This circuit is for electric vehicles – there is no actual ‘ground’ return path which can be monitored as far as I can tell.. I have placed the 10M resistors between the battery terminals and chassis as I was worried that, with the battery completely isolated, electrostatics could cause the battery to float at a high potential WRT chassis, and pose an ESD risk.. Adding the 10M’s ‘ties’ the battery centre voltage to the same potential as the chassis, and with a fully charged (in fact this is 350V, but I say 400) battery this means its +Ve terminal is +200V and its –Ve terminal -200V WRT Chassis (provided there are balanced resistances between chassis and terminals)

A fault where both terminals are connected to chassis via < 1M is probably extremely unlikely.. but I would prefer not to depend on voltage imbalance as a means of detecting a fault state..

If I have a measured total Z for the network with f = 100Hz, and call this A, and I have a measured total Z for the network with f = 1000Hz, and call this B.. What I want (I think) is a formula which gives me R from A and B. I have always had difficulty with this kind of equation manipulation, and am hoping someone says “oh, that’s easy!”

#### recca02

Joined Apr 2, 2007
1,212
if u got the value of Z at two different frequencies.
i think u can solve that using simultaneous eqn.
B1= A + 628C
B2=A + 6280C
WHERE
A=1/R
C= capacitance
B1= 1/Z1
B2= 1/Z2
or did i get something wrong?

#### Ron H

Joined Apr 14, 2005
7,014
Why can't you do it as below? It's a simple attenuator, with no frequency switching required. Just measure the peak-to-peak voltage and calculate the resistance. You can, of course, scale the input voltage to anything convenient.
The 3 traces are for Rleak=40k, 200k, and 10Meg.

#### FredM

Joined Dec 27, 2005
124
Thank you everyone - Ron, your method looks simplest.. I will do a simulation which includes the battery etc and see if this works.

I am still interested in a mathematical solution to derive R.. More now because I have a problem solving simultaneous equations, and this is a problem I want to rectify.. I often find that seeing a solution to a 'real' problem teaches me more than hours getting lost in taxt books.

Once again.. Thank you all.

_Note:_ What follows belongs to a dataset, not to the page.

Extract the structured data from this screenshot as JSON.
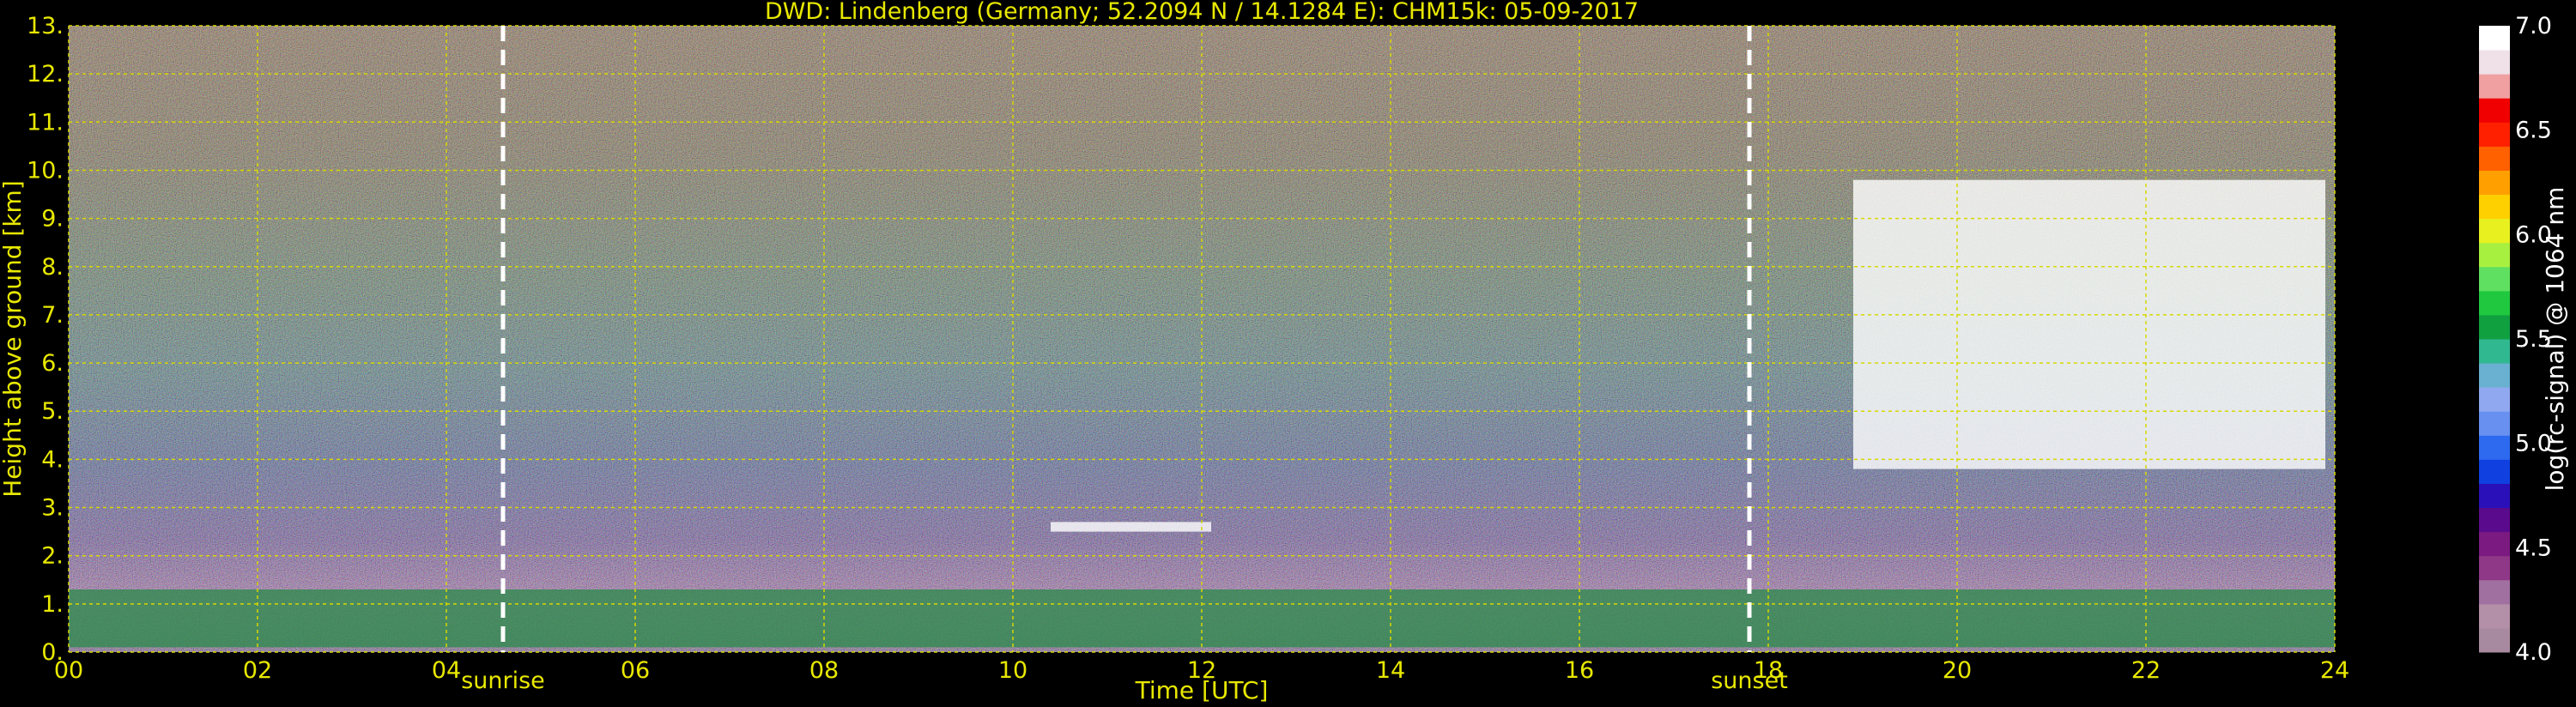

I have not posted here before, and am stunned by the fantastic level of interest and help.

#### recca02

Joined Apr 2, 2007
1,212
maybe you can post the values of z for the two frequencies.
and we can have a go at finding values of r and c.
BTW some calculators can solve simultaneous eqn for u.